Collectibles as history.
While I have no interest in the auction, I show up to scan the bourse tables where collectors congregate to talk shop, swap or sell things they don't want anymore. Pickings are scarce these days since all important or valuable artifacts now make their way to the high-end auction houses, yet one never really knows what can result from patient digging through a pile of old newspapers or photographs, using hunting skills honed from years of reading and observation.
In an Ermita antique shop with a notoriously surly owner, I came across small phonograph records that played on what looked like nails at 78 revolutions per minute (rpm). Millennials who buy music online from Spotify and iTunes will find old formats quaint: laser discs, compact discs, magnetic tapes on large reels or the smaller cassette format; then there is vinyl for 'millenniors,' in large 33 rpm or smaller 45 rpm formats now making a comeback with turntables. Some of the 78 rpm records I saw that day came in paper sleeves with an image of the Rizal Monument. That made me check each label, and then cart away prewar recordings of Filipino performances of Western classical music or the grandparents of OPM, or Original Pilipino Music. At P20 each, the records were bait, trapping you into buying the 'grapopono.'
On another visit, I fished out of a pile of scrap paper, a 1914 cedula, or residence certificate issued to a 51-year-old 'Profesor de Musica' from 'XIII Martires, Cavite' named Julian Felipe. The price was P50;
I offered P10, we agreed on P35. Some people scolded me for taking advantage of the seller by not informing him of its significance and monetary value. Well, the seller won't sell at a loss; at P35, he at least broke even.
Experience is the euphemism we use for our mistakes, and all collectors pay their dues, or 'matricula' when they buy a worthless reproduction or an outright fake. Fortunately, my hits far outweigh my misses, and one of my recent jackpots was fishing out a silver quill from an assortment of scrap consigned to the melting pots of Meycauayan. Although black from tarnish and neglect, I recognized the quill and its ribbon as a literary prize awarded university students in 19th-century Manila. I have one allegedly awarded Rizal in 1879 for his poem 'A la juventud Filipina.' But I withheld this information from the seller, who fixed the price of the quill by its weight and the spot price for silver that day-P700. When I cleaned the quill at home, the text on the ribbon revealed that it was a prize for poetry awarded to Emilio
Jacinto y Dizon.

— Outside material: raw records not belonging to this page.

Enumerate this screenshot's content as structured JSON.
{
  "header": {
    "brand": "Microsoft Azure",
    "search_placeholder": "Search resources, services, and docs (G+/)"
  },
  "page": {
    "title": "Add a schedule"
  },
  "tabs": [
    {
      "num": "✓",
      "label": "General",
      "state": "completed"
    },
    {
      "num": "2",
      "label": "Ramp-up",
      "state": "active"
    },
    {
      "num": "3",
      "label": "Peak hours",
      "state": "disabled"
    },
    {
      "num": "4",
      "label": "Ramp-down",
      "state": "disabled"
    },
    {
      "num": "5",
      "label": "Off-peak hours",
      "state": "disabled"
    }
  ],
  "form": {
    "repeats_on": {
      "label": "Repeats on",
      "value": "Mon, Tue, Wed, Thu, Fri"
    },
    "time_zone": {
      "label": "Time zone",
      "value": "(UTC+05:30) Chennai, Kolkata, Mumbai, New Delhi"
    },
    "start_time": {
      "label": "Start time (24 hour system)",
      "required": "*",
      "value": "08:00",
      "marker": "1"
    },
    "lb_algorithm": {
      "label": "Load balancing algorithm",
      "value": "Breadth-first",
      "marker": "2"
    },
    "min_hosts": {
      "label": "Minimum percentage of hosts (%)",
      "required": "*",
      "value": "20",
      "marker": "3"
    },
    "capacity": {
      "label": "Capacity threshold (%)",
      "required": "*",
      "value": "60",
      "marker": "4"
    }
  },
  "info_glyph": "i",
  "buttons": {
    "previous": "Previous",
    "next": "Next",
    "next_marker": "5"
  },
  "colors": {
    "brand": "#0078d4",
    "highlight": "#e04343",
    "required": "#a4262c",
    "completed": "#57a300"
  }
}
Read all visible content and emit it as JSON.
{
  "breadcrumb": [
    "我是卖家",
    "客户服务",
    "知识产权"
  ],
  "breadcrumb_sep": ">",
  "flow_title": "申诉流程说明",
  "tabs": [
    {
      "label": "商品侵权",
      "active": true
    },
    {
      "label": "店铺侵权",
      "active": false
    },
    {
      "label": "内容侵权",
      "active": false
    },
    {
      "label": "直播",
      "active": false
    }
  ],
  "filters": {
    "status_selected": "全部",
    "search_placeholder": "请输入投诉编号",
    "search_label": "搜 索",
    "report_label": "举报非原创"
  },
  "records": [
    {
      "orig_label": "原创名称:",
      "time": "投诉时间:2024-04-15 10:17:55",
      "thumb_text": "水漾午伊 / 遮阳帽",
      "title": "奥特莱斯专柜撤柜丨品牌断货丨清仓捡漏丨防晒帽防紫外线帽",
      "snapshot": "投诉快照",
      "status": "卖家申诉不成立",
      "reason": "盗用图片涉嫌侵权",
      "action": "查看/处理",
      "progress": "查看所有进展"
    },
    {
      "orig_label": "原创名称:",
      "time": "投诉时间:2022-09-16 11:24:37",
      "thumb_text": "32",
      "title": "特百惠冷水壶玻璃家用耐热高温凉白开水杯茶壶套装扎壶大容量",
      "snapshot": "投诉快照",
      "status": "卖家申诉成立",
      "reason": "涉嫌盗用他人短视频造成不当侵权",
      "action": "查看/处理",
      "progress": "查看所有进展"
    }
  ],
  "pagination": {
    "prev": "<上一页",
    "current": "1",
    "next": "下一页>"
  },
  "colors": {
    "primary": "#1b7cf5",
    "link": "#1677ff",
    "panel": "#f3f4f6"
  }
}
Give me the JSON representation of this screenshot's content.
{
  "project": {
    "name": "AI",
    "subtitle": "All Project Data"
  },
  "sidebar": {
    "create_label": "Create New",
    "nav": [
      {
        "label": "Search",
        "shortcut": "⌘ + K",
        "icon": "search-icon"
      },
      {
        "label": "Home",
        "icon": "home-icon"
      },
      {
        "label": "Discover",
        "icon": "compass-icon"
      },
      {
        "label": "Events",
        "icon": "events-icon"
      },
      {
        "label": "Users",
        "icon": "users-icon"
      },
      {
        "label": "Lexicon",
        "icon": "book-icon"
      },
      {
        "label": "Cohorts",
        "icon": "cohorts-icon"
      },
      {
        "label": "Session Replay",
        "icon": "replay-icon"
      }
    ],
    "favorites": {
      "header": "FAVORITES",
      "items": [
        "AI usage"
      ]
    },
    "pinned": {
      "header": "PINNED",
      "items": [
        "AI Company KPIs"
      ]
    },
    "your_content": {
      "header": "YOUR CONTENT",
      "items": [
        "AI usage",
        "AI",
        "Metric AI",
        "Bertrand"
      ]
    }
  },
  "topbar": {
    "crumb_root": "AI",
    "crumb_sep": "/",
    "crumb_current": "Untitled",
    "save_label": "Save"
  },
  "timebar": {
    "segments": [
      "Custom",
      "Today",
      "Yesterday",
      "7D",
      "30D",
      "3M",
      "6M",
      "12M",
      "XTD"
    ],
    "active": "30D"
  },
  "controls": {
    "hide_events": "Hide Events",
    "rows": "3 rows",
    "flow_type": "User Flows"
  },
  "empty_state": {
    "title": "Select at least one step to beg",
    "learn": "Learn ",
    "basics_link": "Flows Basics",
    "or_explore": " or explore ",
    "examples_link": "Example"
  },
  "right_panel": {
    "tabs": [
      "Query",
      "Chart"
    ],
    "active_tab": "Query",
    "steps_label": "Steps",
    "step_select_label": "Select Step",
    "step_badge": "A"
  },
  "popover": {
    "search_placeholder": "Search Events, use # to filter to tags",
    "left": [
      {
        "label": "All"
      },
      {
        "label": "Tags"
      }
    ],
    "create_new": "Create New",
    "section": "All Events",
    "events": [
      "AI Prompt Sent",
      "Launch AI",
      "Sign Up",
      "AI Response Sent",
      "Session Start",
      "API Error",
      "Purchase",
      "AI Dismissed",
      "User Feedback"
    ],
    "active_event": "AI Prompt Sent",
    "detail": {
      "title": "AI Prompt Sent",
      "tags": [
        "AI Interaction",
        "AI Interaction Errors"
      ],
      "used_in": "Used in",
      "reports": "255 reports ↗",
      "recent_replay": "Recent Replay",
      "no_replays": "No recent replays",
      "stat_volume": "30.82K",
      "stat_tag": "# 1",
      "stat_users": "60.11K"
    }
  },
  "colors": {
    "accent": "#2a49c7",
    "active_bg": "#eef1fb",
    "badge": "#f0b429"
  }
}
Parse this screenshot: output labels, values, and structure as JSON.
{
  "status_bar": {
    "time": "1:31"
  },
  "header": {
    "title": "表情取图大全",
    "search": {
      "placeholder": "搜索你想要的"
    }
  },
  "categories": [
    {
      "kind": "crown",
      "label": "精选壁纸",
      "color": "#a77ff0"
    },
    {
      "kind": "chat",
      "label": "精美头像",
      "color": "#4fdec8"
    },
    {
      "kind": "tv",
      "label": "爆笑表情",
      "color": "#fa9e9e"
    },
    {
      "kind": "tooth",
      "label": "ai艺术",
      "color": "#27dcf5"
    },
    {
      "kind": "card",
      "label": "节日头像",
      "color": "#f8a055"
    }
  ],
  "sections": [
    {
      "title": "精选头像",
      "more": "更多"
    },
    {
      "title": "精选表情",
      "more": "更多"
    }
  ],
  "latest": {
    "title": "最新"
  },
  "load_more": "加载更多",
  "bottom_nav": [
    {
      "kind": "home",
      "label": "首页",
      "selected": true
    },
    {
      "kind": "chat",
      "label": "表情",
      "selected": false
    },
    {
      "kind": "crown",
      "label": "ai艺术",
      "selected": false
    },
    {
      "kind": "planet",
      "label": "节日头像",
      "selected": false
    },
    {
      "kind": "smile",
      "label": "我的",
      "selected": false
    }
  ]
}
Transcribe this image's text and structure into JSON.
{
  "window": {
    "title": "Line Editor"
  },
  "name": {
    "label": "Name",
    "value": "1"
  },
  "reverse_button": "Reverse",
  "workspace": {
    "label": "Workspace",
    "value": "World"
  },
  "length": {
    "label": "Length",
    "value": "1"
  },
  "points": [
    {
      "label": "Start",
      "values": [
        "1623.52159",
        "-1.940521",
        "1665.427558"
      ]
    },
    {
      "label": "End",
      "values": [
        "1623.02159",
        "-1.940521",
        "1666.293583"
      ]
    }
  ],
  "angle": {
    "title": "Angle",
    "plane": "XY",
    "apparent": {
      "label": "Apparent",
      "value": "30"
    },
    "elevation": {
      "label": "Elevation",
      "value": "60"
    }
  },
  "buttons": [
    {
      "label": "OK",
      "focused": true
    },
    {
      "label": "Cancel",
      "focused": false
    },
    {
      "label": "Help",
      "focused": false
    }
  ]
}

Last week, I discovered two typewriter collectors who flew under the radar until Tom Hanks admitted to a similar obsession, resulting in increased prices and demand. I asked Dennis Pinpin if he knew the stories that came with each typewriter aside from its brand, model and year of production. What was the provenance or sequence of ownership? Were any preowned by someone famous? His collection is a book waiting to be written.
Could we tell from keyboards whether a typewriter was sourced from abroad or locally? Typewriters of my youth had an 'n' key, but these were not Spanish keyboards that should also have 'A?'; these were specifically made for the Philippines, because they had the currency sign 'P'. George Dewey's correspondence with Emilio Aguinaldo in 1898 was typed on letterhead of the flagship Olympia, so when did Pinoys start using typewriters? Did old Philippine keyboards come with the 'g' or the tilde 'E' over the 'g', which abounded in prewar Tagalog literature?
Every item can be interrogated for a story, just as a group of objects reveals the personality of the person who pursued and gathered them. Instead of adding to the millennial unboxing videos of smartphones and sneakers, I will make millennior videos that will allow items in museums and libraries to speak, to make connections with our past, provide relevance for the present and hope for the uncertain future.